What to do
The entries are to be repeated verbatim, with nothing left out.

Records for the task
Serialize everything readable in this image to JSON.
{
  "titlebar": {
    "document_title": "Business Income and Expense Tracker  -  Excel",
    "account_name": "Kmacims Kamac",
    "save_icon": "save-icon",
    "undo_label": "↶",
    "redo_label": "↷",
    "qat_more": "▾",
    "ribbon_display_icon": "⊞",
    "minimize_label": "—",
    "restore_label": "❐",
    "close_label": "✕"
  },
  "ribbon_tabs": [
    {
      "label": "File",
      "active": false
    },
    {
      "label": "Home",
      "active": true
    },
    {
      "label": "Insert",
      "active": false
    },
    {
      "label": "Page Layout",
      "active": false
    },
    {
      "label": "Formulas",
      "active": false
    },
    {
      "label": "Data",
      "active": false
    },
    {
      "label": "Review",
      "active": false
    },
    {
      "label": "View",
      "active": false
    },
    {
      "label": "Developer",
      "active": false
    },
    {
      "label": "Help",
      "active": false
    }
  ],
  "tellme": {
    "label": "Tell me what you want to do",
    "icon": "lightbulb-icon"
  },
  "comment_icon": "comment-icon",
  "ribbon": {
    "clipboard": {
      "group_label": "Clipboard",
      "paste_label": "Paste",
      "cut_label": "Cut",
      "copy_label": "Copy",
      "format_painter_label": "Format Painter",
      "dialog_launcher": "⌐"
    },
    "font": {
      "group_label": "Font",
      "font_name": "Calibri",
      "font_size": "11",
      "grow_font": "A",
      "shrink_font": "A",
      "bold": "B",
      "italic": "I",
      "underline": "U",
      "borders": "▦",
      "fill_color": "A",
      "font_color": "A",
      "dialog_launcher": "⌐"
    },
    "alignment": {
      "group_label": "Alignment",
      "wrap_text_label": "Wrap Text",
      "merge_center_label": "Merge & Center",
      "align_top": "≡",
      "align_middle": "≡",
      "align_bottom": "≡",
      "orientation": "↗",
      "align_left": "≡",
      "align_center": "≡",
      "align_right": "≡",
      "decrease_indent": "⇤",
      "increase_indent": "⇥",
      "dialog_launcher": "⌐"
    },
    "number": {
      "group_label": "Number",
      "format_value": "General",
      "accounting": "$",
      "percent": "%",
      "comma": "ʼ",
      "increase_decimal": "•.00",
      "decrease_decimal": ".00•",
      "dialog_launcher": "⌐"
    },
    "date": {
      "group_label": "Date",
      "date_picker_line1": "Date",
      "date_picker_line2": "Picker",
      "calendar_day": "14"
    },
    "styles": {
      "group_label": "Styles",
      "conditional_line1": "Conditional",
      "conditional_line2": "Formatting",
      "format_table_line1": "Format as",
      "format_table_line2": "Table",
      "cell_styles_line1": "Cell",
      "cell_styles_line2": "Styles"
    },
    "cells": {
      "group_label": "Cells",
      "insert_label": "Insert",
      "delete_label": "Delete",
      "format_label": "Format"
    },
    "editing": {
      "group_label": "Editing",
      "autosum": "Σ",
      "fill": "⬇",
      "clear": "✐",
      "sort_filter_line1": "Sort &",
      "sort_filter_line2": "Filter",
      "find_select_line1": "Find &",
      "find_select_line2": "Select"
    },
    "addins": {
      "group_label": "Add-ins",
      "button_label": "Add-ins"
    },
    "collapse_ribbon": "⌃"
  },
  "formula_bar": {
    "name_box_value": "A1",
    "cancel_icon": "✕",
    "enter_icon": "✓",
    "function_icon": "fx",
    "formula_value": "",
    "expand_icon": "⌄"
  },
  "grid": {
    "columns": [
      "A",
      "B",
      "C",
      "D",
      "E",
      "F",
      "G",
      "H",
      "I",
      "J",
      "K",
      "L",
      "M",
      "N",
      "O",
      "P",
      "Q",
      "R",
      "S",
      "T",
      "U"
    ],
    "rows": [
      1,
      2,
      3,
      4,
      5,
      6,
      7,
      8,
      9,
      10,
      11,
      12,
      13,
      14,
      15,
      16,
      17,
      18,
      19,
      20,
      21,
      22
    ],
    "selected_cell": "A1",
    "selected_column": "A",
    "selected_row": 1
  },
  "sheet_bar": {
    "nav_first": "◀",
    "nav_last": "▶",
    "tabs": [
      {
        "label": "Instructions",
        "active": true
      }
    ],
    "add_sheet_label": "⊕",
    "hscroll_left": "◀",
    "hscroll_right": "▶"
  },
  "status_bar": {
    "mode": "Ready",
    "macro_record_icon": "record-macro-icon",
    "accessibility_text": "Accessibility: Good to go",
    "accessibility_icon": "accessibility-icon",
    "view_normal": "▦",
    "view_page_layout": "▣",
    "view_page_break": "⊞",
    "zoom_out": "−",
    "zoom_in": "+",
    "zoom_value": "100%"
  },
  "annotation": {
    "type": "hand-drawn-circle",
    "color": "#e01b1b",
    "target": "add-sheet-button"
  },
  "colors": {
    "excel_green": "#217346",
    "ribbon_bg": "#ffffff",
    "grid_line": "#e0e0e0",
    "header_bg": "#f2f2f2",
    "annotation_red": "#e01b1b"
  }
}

Reply to the exercise
Serialize everything readable in this image to JSON.
{
  "titlebar": {
    "document_title": "Business Income and Expense Tracker  -  Excel",
    "account_name": "Kmacims Kamac",
    "save_icon": "save-icon",
    "undo_label": "↶",
    "redo_label": "↷",
    "qat_more": "▾",
    "ribbon_display_icon": "⊞",
    "minimize_label": "—",
    "restore_label": "❐",
    "close_label": "✕"
  },
  "ribbon_tabs": [
    {
      "label": "File",
      "active": false
    },
    {
      "label": "Home",
      "active": true
    },
    {
      "label": "Insert",
      "active": false
    },
    {
      "label": "Page Layout",
      "active": false
    },
    {
      "label": "Formulas",
      "active": false
    },
    {
      "label": "Data",
      "active": false
    },
    {
      "label": "Review",
      "active": false
    },
    {
      "label": "View",
      "active": false
    },
    {
      "label": "Developer",
      "active": false
    },
    {
      "label": "Help",
      "active": false
    }
  ],
  "tellme": {
    "label": "Tell me what you want to do",
    "icon": "lightbulb-icon"
  },
  "comment_icon": "comment-icon",
  "ribbon": {
    "clipboard": {
      "group_label": "Clipboard",
      "paste_label": "Paste",
      "cut_label": "Cut",
      "copy_label": "Copy",
      "format_painter_label": "Format Painter",
      "dialog_launcher": "⌐"
    },
    "font": {
      "group_label": "Font",
      "font_name": "Calibri",
      "font_size": "11",
      "grow_font": "A",
      "shrink_font": "A",
      "bold": "B",
      "italic": "I",
      "underline": "U",
      "borders": "▦",
      "fill_color": "A",
      "font_color": "A",
      "dialog_launcher": "⌐"
    },
    "alignment": {
      "group_label": "Alignment",
      "wrap_text_label": "Wrap Text",
      "merge_center_label": "Merge & Center",
      "align_top": "≡",
      "align_middle": "≡",
      "align_bottom": "≡",
      "orientation": "↗",
      "align_left": "≡",
      "align_center": "≡",
      "align_right": "≡",
      "decrease_indent": "⇤",
      "increase_indent": "⇥",
      "dialog_launcher": "⌐"
    },
    "number": {
      "group_label": "Number",
      "format_value": "General",
      "accounting": "$",
      "percent": "%",
      "comma": "ʼ",
      "increase_decimal": "•.00",
      "decrease_decimal": ".00•",
      "dialog_launcher": "⌐"
    },
    "date": {
      "group_label": "Date",
      "date_picker_line1": "Date",
      "date_picker_line2": "Picker",
      "calendar_day": "14"
    },
    "styles": {
      "group_label": "Styles",
      "conditional_line1": "Conditional",
      "conditional_line2": "Formatting",
      "format_table_line1": "Format as",
      "format_table_line2": "Table",
      "cell_styles_line1": "Cell",
      "cell_styles_line2": "Styles"
    },
    "cells": {
      "group_label": "Cells",
      "insert_label": "Insert",
      "delete_label": "Delete",
      "format_label": "Format"
    },
    "editing": {
      "group_label": "Editing",
      "autosum": "Σ",
      "fill": "⬇",
      "clear": "✐",
      "sort_filter_line1": "Sort &",
      "sort_filter_line2": "Filter",
      "find_select_line1": "Find &",
      "find_select_line2": "Select"
    },
    "addins": {
      "group_label": "Add-ins",
      "button_label": "Add-ins"
    },
    "collapse_ribbon": "⌃"
  },
  "formula_bar": {
    "name_box_value": "A1",
    "cancel_icon": "✕",
    "enter_icon": "✓",
    "function_icon": "fx",
    "formula_value": "",
    "expand_icon": "⌄"
  },
  "grid": {
    "columns": [
      "A",
      "B",
      "C",
      "D",
      "E",
      "F",
      "G",
      "H",
      "I",
      "J",
      "K",
      "L",
      "M",
      "N",
      "O",
      "P",
      "Q",
      "R",
      "S",
      "T",
      "U"
    ],
    "rows": [
      1,
      2,
      3,
      4,
      5,
      6,
      7,
      8,
      9,
      10,
      11,
      12,
      13,
      14,
      15,
      16,
      17,
      18,
      19,
      20,
      21,
      22
    ],
    "selected_cell": "A1",
    "selected_column": "A",
    "selected_row": 1
  },
  "sheet_bar": {
    "nav_first": "◀",
    "nav_last": "▶",
    "tabs": [
      {
        "label": "Instructions",
        "active": true
      }
    ],
    "add_sheet_label": "⊕",
    "hscroll_left": "◀",
    "hscroll_right": "▶"
  },
  "status_bar": {
    "mode": "Ready",
    "macro_record_icon": "record-macro-icon",
    "accessibility_text": "Accessibility: Good to go",
    "accessibility_icon": "accessibility-icon",
    "view_normal": "▦",
    "view_page_layout": "▣",
    "view_page_break": "⊞",
    "zoom_out": "−",
    "zoom_in": "+",
    "zoom_value": "100%"
  },
  "annotation": {
    "type": "hand-drawn-circle",
    "color": "#e01b1b",
    "target": "add-sheet-button"
  },
  "colors": {
    "excel_green": "#217346",
    "ribbon_bg": "#ffffff",
    "grid_line": "#e0e0e0",
    "header_bg": "#f2f2f2",
    "annotation_red": "#e01b1b"
  }
}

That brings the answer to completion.